Though the Daisy Jones & the Six actors played everything while they were shooting for authenticity purposes, Aurora featured Keough and Claflin’s vocals but enlisted professional backing musicians for the instrumentals.
Ahead of the series, Daisy Jones and the Six debuted the fiery kiss-off “Regret Me,” as well as their second single “Look at Us Now (Honeycomb),” a rollicking ‘70s rock track flanked by kickdrums with a searing guitar solo. “It had to be the hit song. It had to be the pinnacle of their relationship song,” Pine says of the latter.
While the songwriters weren’t trying to make a Fleetwood Mac record, a few of the songs were inspired by the band. Z Berg cited the Rumours hit “Dreams” as a direct inspiration for the harmony-rich soft-rock track “Let Me Down Easy,” while “Regret Me” is Daisy and Billy’s own twist on the torch song “Silver Springs.” “There was something about the authenticity of songs that were from real places of heartbreak and longing that really resonated more and were making it into the show,” she recalls. She jokes that a handful of the songs she penned including “The River” and “Let Me Down Easy” — were written in a Daisy Jones-like love triangle “by two girls and a guy, me and two people who were dating at the time.” “I feel like Daisy Jones wants what Daisy Jones wants,” she laughs over the phone from Los Angeles.
Ultimately, the great undertaking of the Daisy Jones & the Six LP paid off: Aurora was the first album by a fictional band to reach No. 1 on iTunes. Plus, there’s more music coming from the music masterminds of Daisy Jones & the Six — 25 songs from the series total are set to be released later this year. In addition to the EP-like release of tracks with each episode, there’s another companion album on the way featuring the other artists from the show like Simone Jackson, The Dunne Brothers, and Wyatt Stone.

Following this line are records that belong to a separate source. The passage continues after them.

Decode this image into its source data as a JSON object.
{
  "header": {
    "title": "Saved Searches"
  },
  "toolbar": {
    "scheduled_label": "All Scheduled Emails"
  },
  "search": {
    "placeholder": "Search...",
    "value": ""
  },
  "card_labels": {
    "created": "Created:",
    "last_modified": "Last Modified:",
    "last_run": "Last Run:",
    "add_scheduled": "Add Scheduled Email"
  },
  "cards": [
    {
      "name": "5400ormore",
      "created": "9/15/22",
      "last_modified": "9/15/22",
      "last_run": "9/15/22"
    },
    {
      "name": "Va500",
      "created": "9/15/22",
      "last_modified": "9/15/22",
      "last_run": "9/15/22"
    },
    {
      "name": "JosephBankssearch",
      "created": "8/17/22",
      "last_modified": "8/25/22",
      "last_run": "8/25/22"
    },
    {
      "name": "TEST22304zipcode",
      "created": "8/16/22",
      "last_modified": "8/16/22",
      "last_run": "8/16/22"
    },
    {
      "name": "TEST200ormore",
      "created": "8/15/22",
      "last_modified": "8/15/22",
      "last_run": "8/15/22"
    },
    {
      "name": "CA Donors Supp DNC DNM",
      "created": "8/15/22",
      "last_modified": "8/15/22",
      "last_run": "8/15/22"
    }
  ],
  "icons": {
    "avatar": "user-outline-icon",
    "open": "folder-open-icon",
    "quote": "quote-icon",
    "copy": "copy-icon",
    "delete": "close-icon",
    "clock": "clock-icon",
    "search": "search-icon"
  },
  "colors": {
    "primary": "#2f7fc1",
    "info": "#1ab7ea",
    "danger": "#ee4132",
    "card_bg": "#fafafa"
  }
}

And naturally, the explosive hype surrounding the band have led to pleas from fans online for the TV stars-turned-band to play live shows. So will they? Everyone has their own vision for Daisy Jones & the Six to officially meet their fanbase.
Much like the show, Pine hopes that the band earn a stint as musical guests on Saturday Night Live. Scott Neustadter is ready to buy a ticket to a show on tour (“If the timing could work, that would be the coolest thing ever.”) Waterhouse suggests a Troubadour show where Morrone quips over Zoom from Los Angeles that she’ll “be photographing.”
And Keough and Claflin? They’re ready to sell tickets themselves.
“We’ve been away from each other for so long that when we get in a room together, we’re so giggly and excited to see each other. If you asked us to do anything together, we’d be like, ‘Yes.’ Get on a ship and sail around the world, we’d be like, ‘OK,’” Keough reveals.
“I think we’d all jump at the chance,” Claflin adds.
In the meantime, start planning your Daisy Jones-approved outfits.